**Page and application data records**
<<<<

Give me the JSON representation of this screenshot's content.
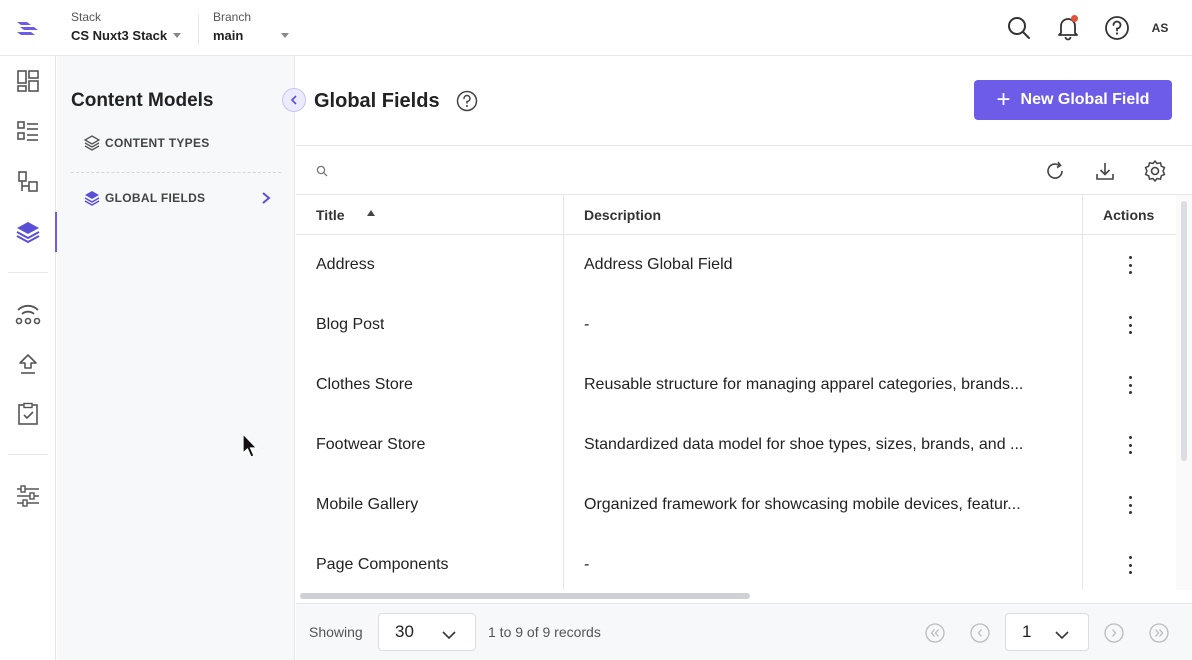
{
  "header": {
    "stack_label": "Stack",
    "stack_value": "CS Nuxt3 Stack",
    "branch_label": "Branch",
    "branch_value": "main",
    "user_initials": "AS",
    "icons": [
      "search-icon",
      "bell-icon",
      "help-icon"
    ]
  },
  "rail": {
    "items": [
      "dashboard-icon",
      "entries-icon",
      "content-models-icon",
      "stack-layers-icon",
      "network-icon",
      "deploy-icon",
      "tasks-icon",
      "settings-sliders-icon"
    ],
    "active": "stack-layers-icon"
  },
  "panel": {
    "title": "Content Models",
    "items": [
      {
        "label": "CONTENT TYPES",
        "icon": "layers-icon"
      },
      {
        "label": "GLOBAL FIELDS",
        "icon": "layers-filled-icon"
      }
    ]
  },
  "main": {
    "title": "Global Fields",
    "new_button_label": "New Global Field"
  },
  "table": {
    "columns": [
      "Title",
      "Description",
      "Actions"
    ],
    "rows": [
      {
        "title": "Address",
        "description": "Address Global Field"
      },
      {
        "title": "Blog Post",
        "description": "-"
      },
      {
        "title": "Clothes Store",
        "description": "Reusable structure for managing apparel categories, brands..."
      },
      {
        "title": "Footwear Store",
        "description": "Standardized data model for shoe types, sizes, brands, and ..."
      },
      {
        "title": "Mobile Gallery",
        "description": "Organized framework for showcasing mobile devices, featur..."
      },
      {
        "title": "Page Components",
        "description": "-"
      }
    ]
  },
  "footer": {
    "showing_label": "Showing",
    "page_size": "30",
    "records_text": "1 to 9 of 9 records",
    "current_page": "1"
  },
  "colors": {
    "accent": "#6c5ce7",
    "border": "#e5e6ea",
    "panel_bg": "#f7f8fa"
  }
}
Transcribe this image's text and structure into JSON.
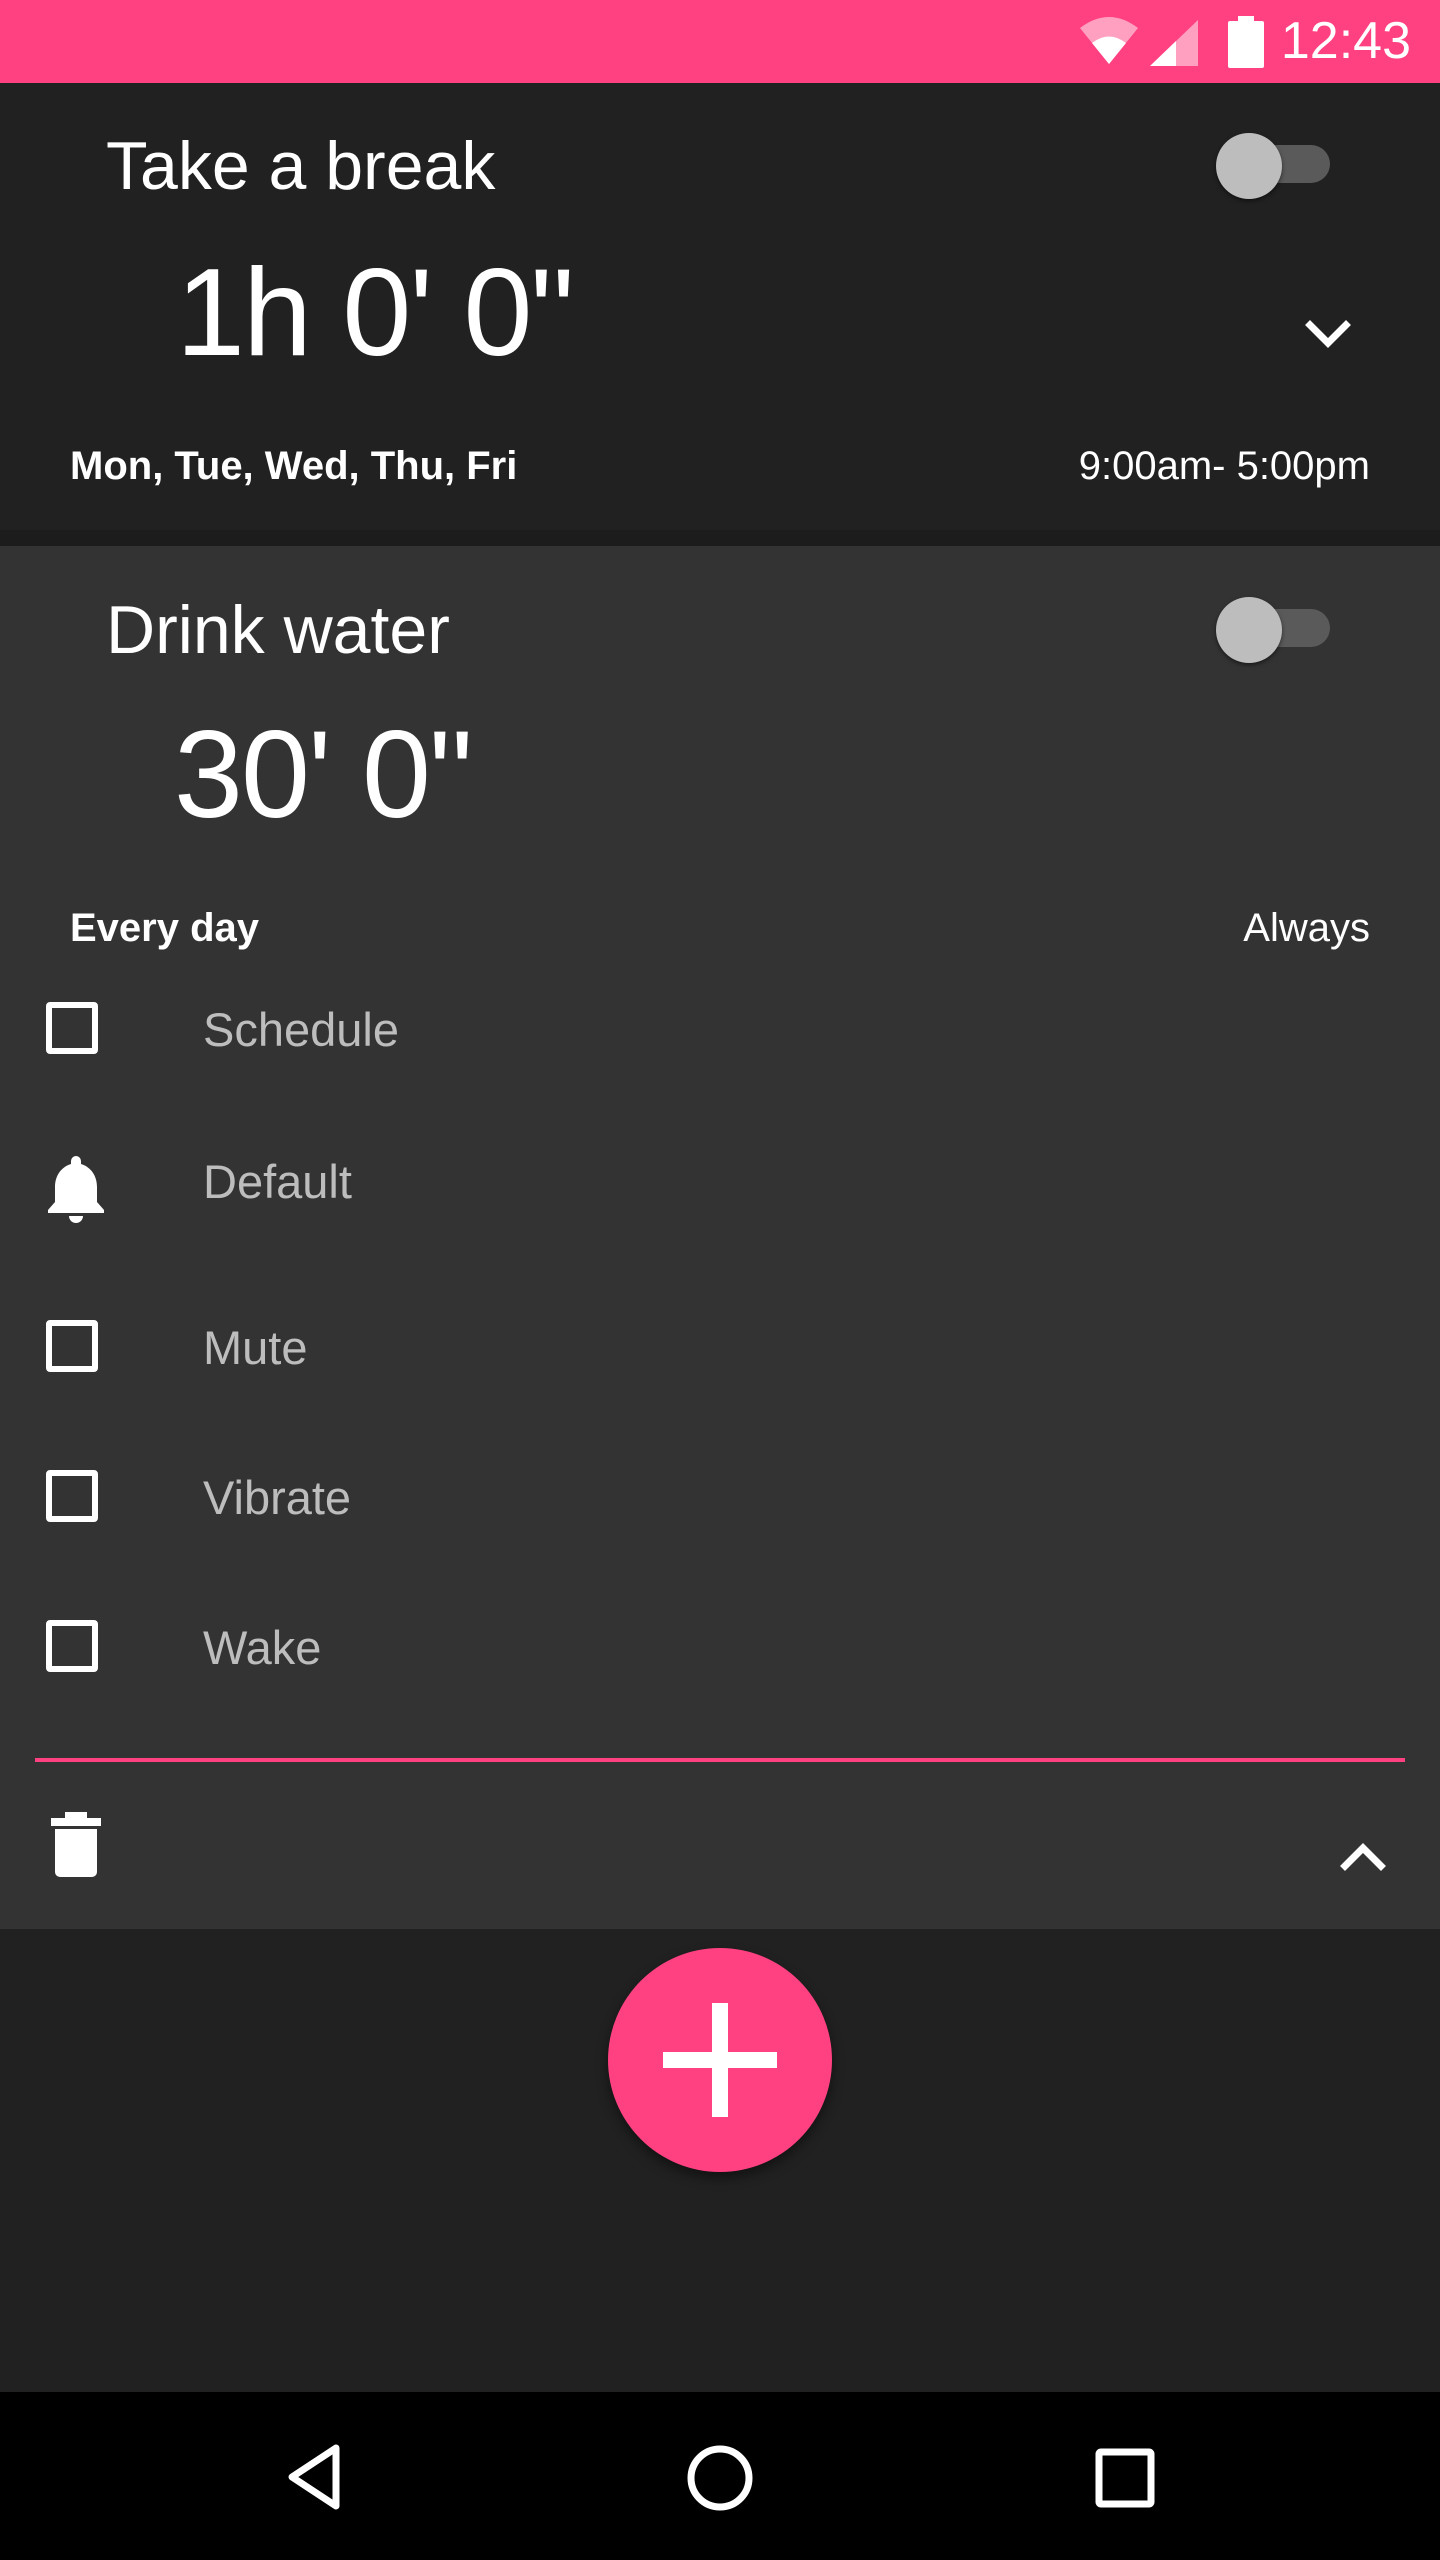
{
  "status_bar": {
    "time": "12:43",
    "background_color": "#ff4081"
  },
  "alarms": [
    {
      "title": "Take a break",
      "duration": "1h 0' 0\"",
      "days": "Mon, Tue, Wed, Thu, Fri",
      "hours": "9:00am- 5:00pm",
      "enabled": false,
      "expanded": false,
      "expand_icon": "chevron-down-icon"
    },
    {
      "title": "Drink water",
      "duration": "30' 0\"",
      "days": "Every day",
      "hours": "Always",
      "enabled": false,
      "expanded": true,
      "options": [
        {
          "label": "Schedule",
          "icon": "checkbox-unchecked",
          "checked": false
        },
        {
          "label": "Default",
          "icon": "bell-icon"
        },
        {
          "label": "Mute",
          "icon": "checkbox-unchecked",
          "checked": false
        },
        {
          "label": "Vibrate",
          "icon": "checkbox-unchecked",
          "checked": false
        },
        {
          "label": "Wake",
          "icon": "checkbox-unchecked",
          "checked": false
        }
      ],
      "delete_icon": "trash-icon",
      "collapse_icon": "chevron-up-icon"
    }
  ],
  "fab": {
    "icon": "plus-icon",
    "color": "#ff4081"
  },
  "nav_bar": {
    "buttons": [
      "back-icon",
      "home-icon",
      "recents-icon"
    ]
  },
  "colors": {
    "accent": "#ff4081",
    "background": "#212121",
    "expanded_card": "#333333"
  }
}
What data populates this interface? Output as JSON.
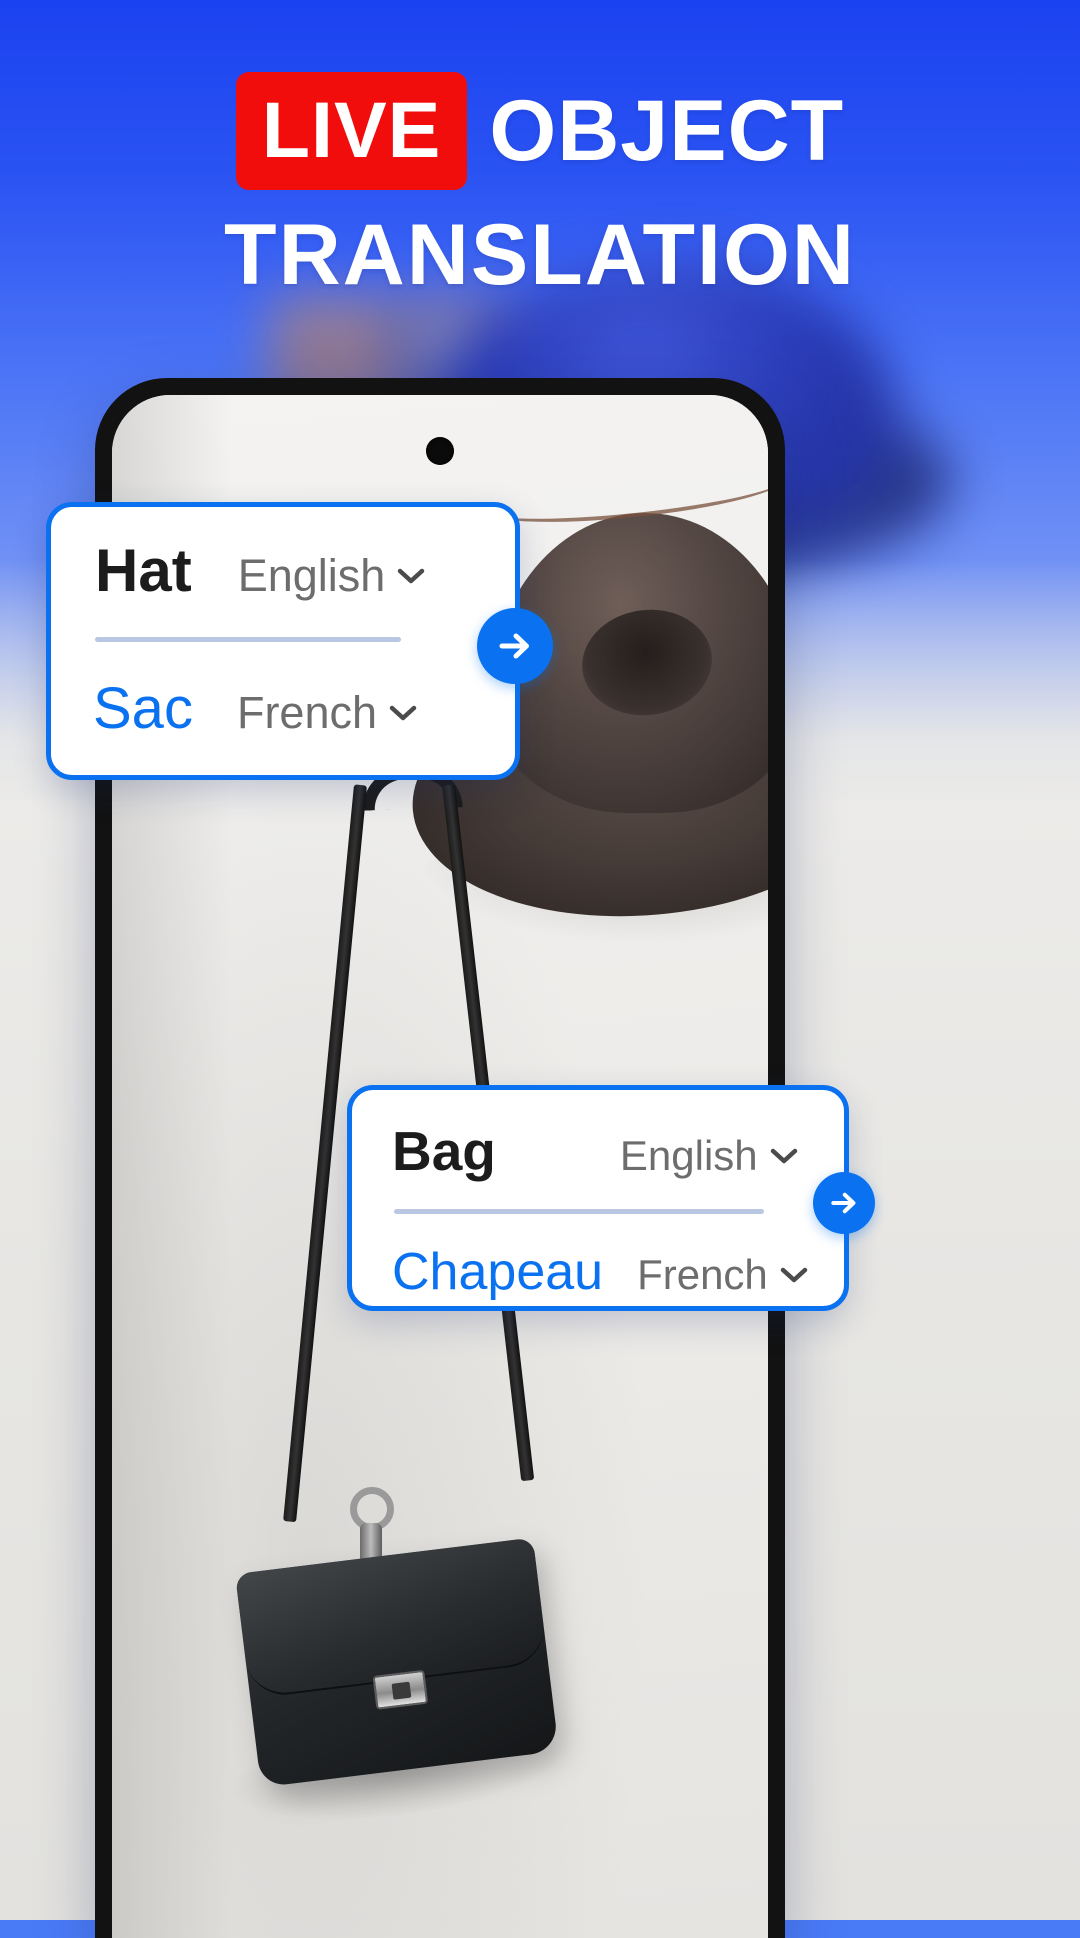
{
  "headline": {
    "badge": "LIVE",
    "word1": "OBJECT",
    "word2": "TRANSLATION"
  },
  "colors": {
    "accent_blue": "#0a72f0",
    "badge_red": "#f20d0d",
    "bg_blue": "#1b42f0",
    "divider": "#b9c7e2",
    "lang_gray": "#6d6d6d",
    "word_dark": "#1c1c1c"
  },
  "phone": {
    "camera_icon": "camera-punch-hole"
  },
  "scan_brackets": [
    {
      "target": "hat",
      "icon": "scan-bracket-icon"
    },
    {
      "target": "bag",
      "icon": "scan-bracket-icon"
    }
  ],
  "cards": [
    {
      "id": "hat",
      "source_word": "Hat",
      "source_language": "English",
      "target_word": "Sac",
      "target_language": "French",
      "chevron_icon": "chevron-down-icon",
      "go_icon": "arrow-right-icon"
    },
    {
      "id": "bag",
      "source_word": "Bag",
      "source_language": "English",
      "target_word": "Chapeau",
      "target_language": "French",
      "chevron_icon": "chevron-down-icon",
      "go_icon": "arrow-right-icon"
    }
  ]
}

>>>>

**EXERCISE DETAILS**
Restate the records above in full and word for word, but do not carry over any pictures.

**EXPECTED OUTPUT**
Give me the JSON representation of this screenshot's content.
{
  "header": {
    "stack_label": "Stack",
    "stack_value": "CS Nuxt3 Stack",
    "branch_label": "Branch",
    "branch_value": "main",
    "user_initials": "AS",
    "icons": [
      "search-icon",
      "bell-icon",
      "help-icon"
    ]
  },
  "rail": {
    "items": [
      "dashboard-icon",
      "entries-icon",
      "content-models-icon",
      "stack-layers-icon",
      "network-icon",
      "deploy-icon",
      "tasks-icon",
      "settings-sliders-icon"
    ],
    "active": "stack-layers-icon"
  },
  "panel": {
    "title": "Content Models",
    "items": [
      {
        "label": "CONTENT TYPES",
        "icon": "layers-icon"
      },
      {
        "label": "GLOBAL FIELDS",
        "icon": "layers-filled-icon"
      }
    ]
  },
  "main": {
    "title": "Global Fields",
    "new_button_label": "New Global Field"
  },
  "table": {
    "columns": [
      "Title",
      "Description",
      "Actions"
    ],
    "rows": [
      {
        "title": "Address",
        "description": "Address Global Field"
      },
      {
        "title": "Blog Post",
        "description": "-"
      },
      {
        "title": "Clothes Store",
        "description": "Reusable structure for managing apparel categories, brands..."
      },
      {
        "title": "Footwear Store",
        "description": "Standardized data model for shoe types, sizes, brands, and ..."
      },
      {
        "title": "Mobile Gallery",
        "description": "Organized framework for showcasing mobile devices, featur..."
      },
      {
        "title": "Page Components",
        "description": "-"
      }
    ]
  },
  "footer": {
    "showing_label": "Showing",
    "page_size": "30",
    "records_text": "1 to 9 of 9 records",
    "current_page": "1"
  },
  "colors": {
    "accent": "#6c5ce7",
    "border": "#e5e6ea",
    "panel_bg": "#f7f8fa"
  }
}
Transcribe this image's text and structure into JSON.
{
  "status_bar": {
    "time": "12:43",
    "background_color": "#ff4081"
  },
  "alarms": [
    {
      "title": "Take a break",
      "duration": "1h 0' 0\"",
      "days": "Mon, Tue, Wed, Thu, Fri",
      "hours": "9:00am- 5:00pm",
      "enabled": false,
      "expanded": false,
      "expand_icon": "chevron-down-icon"
    },
    {
      "title": "Drink water",
      "duration": "30' 0\"",
      "days": "Every day",
      "hours": "Always",
      "enabled": false,
      "expanded": true,
      "options": [
        {
          "label": "Schedule",
          "icon": "checkbox-unchecked",
          "checked": false
        },
        {
          "label": "Default",
          "icon": "bell-icon"
        },
        {
          "label": "Mute",
          "icon": "checkbox-unchecked",
          "checked": false
        },
        {
          "label": "Vibrate",
          "icon": "checkbox-unchecked",
          "checked": false
        },
        {
          "label": "Wake",
          "icon": "checkbox-unchecked",
          "checked": false
        }
      ],
      "delete_icon": "trash-icon",
      "collapse_icon": "chevron-up-icon"
    }
  ],
  "fab": {
    "icon": "plus-icon",
    "color": "#ff4081"
  },
  "nav_bar": {
    "buttons": [
      "back-icon",
      "home-icon",
      "recents-icon"
    ]
  },
  "colors": {
    "accent": "#ff4081",
    "background": "#212121",
    "expanded_card": "#333333"
  }
}
What data populates this interface? Output as JSON.
{
  "headline": {
    "badge": "LIVE",
    "word1": "OBJECT",
    "word2": "TRANSLATION"
  },
  "colors": {
    "accent_blue": "#0a72f0",
    "badge_red": "#f20d0d",
    "bg_blue": "#1b42f0",
    "divider": "#b9c7e2",
    "lang_gray": "#6d6d6d",
    "word_dark": "#1c1c1c"
  },
  "phone": {
    "camera_icon": "camera-punch-hole"
  },
  "scan_brackets": [
    {
      "target": "hat",
      "icon": "scan-bracket-icon"
    },
    {
      "target": "bag",
      "icon": "scan-bracket-icon"
    }
  ],
  "cards": [
    {
      "id": "hat",
      "source_word": "Hat",
      "source_language": "English",
      "target_word": "Sac",
      "target_language": "French",
      "chevron_icon": "chevron-down-icon",
      "go_icon": "arrow-right-icon"
    },
    {
      "id": "bag",
      "source_word": "Bag",
      "source_language": "English",
      "target_word": "Chapeau",
      "target_language": "French",
      "chevron_icon": "chevron-down-icon",
      "go_icon": "arrow-right-icon"
    }
  ]
}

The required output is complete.